Here are two slides from our corporate Future of Making presentations. These pretty much say it all.
- The global middle class is growing faster than at any time in history.
- 400,000 people join the middle class every day*. That’s good news.
- With this increasingly urban population comes an inevitable demand for more of almost everything — housing, cars, smartphones, highways, hospitals, new and repaired infrastructure of every type.
- More demand doesn’t guarantee more jobs or more equality, and as we make more things for more people, we increase the potential for negative impact.
- The more we make, the fewer resources we have left — less limited natural resources and less skilled labor to go around. Manufacturing and construction already face skilled labor shortages.
- We also waste a lot. Today, 30% of global waste comes from construction**. 70% of spare parts are never used***, resulting in inefficient supply chains, wasted warehouse space, wasted materials, wasted time and money.
- So how do we make and build all that humanity needs, while balancing this with less negative impact — less depletion of resources, less waste, less carbon emission, less harm to communities?
- We have a capacity issue, and we have to rethink the way we make things. This is the biggest design opportunity we’ve ever had.
- Automation presents an opportunity to do things better.
- For decades, automation helped us offload tasks and optimize processes, but it's imagination, not optimization, that moves us all ahead.
- A new relationship that combines human innovation and computer automation is helping people imagine new kinds of things (e.g., auto parts) to make and new kinds of things (e.g., neighborhoods) to build.
- Things that are better — for example: Autodesk customers like GM are making cars that are lighter, stronger, less complex and more fuel-efficient; Or Dutch builder Van Wijnen is making housing that costs less, reduces risk, and increases profit while giving residents more yard space and more daylight.

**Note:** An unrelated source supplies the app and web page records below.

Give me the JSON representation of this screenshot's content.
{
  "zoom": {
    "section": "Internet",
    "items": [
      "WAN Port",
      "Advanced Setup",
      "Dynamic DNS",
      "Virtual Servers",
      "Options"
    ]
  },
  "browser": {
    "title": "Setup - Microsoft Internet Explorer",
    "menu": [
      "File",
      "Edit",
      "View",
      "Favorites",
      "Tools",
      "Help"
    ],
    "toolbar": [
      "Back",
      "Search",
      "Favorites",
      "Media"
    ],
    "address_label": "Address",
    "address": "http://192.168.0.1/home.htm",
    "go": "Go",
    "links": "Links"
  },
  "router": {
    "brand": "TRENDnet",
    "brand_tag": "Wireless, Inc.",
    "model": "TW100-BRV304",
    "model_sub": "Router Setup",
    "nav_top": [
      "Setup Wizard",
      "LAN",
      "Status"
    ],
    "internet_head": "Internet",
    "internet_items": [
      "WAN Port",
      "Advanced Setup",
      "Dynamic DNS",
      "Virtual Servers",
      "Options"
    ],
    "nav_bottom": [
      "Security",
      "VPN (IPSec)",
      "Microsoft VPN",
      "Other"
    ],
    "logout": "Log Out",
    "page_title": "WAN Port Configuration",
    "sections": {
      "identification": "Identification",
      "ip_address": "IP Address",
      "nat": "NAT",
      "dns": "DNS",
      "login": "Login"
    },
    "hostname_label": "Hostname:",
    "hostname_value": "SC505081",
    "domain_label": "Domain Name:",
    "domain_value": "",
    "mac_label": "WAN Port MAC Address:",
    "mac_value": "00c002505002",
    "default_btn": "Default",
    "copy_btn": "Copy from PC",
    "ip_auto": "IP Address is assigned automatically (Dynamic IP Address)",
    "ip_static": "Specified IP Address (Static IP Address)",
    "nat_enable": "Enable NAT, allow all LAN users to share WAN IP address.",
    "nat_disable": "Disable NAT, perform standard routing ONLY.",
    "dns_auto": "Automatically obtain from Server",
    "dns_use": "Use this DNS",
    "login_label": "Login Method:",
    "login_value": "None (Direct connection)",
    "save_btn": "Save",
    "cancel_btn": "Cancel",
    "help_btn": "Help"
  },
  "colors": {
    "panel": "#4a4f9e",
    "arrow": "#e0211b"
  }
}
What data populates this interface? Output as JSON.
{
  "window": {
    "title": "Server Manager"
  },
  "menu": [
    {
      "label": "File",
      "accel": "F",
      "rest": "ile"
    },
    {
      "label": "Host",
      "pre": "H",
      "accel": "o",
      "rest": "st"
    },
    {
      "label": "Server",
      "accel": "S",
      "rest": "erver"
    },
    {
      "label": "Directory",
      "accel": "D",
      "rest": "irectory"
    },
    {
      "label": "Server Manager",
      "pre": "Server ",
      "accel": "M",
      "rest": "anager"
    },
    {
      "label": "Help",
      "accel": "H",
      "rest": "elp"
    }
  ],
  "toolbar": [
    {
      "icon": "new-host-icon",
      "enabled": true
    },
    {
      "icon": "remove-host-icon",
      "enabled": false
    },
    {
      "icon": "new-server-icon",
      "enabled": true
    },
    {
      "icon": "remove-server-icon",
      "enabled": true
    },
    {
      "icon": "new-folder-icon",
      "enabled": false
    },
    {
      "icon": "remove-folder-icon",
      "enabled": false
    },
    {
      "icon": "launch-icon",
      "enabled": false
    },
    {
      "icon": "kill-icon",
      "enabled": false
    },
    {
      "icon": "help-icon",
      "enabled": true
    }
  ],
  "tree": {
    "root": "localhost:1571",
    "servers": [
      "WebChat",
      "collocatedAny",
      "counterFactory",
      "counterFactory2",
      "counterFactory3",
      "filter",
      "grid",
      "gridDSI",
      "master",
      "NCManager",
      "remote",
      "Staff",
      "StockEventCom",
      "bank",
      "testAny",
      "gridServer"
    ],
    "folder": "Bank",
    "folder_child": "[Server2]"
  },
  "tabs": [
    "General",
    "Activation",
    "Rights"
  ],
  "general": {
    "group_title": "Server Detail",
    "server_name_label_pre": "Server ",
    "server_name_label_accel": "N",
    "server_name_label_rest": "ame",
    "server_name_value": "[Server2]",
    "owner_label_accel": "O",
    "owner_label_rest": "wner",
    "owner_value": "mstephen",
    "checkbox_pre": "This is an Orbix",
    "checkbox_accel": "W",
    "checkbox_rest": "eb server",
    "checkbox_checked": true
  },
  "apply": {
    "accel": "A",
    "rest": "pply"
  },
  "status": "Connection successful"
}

Automation is changing the things we make, how we make them, and how we work.
Whether products or buildings, things are becoming better suited to human needs, more customized, more configurable, more connected, and ultimately more valuable to us.
- In the realm of making, robots are moving from the production line to the construction site.
- 3D printing is going from prototyping to production quality.
- We’re now capable of making things of increasing complexity and fidelity.
- Work is changing as the processes of design and making converge across industries, and industries themselves are converging.
- Construction is becoming more automated, more like manufacturing with prefabrication and modular building components.
- Teams and supply chains are increasingly connected.
Automation gives us the opportunity to co-create with computers and do more meaningful work. It’s changing what we’re capable of making.
Autodesk has always been an automation company. Today, more than ever, that means helping our customers automate their design and make processes. We help them embrace the future of making, where they can do more (e.g., efficiency, performance, quality), with less (e.g., energy, raw materials, timeframes, waste of human potential), and realize the opportunity for better (e.g., innovation, user experience, return on investment).
The future of making is alive in the lab.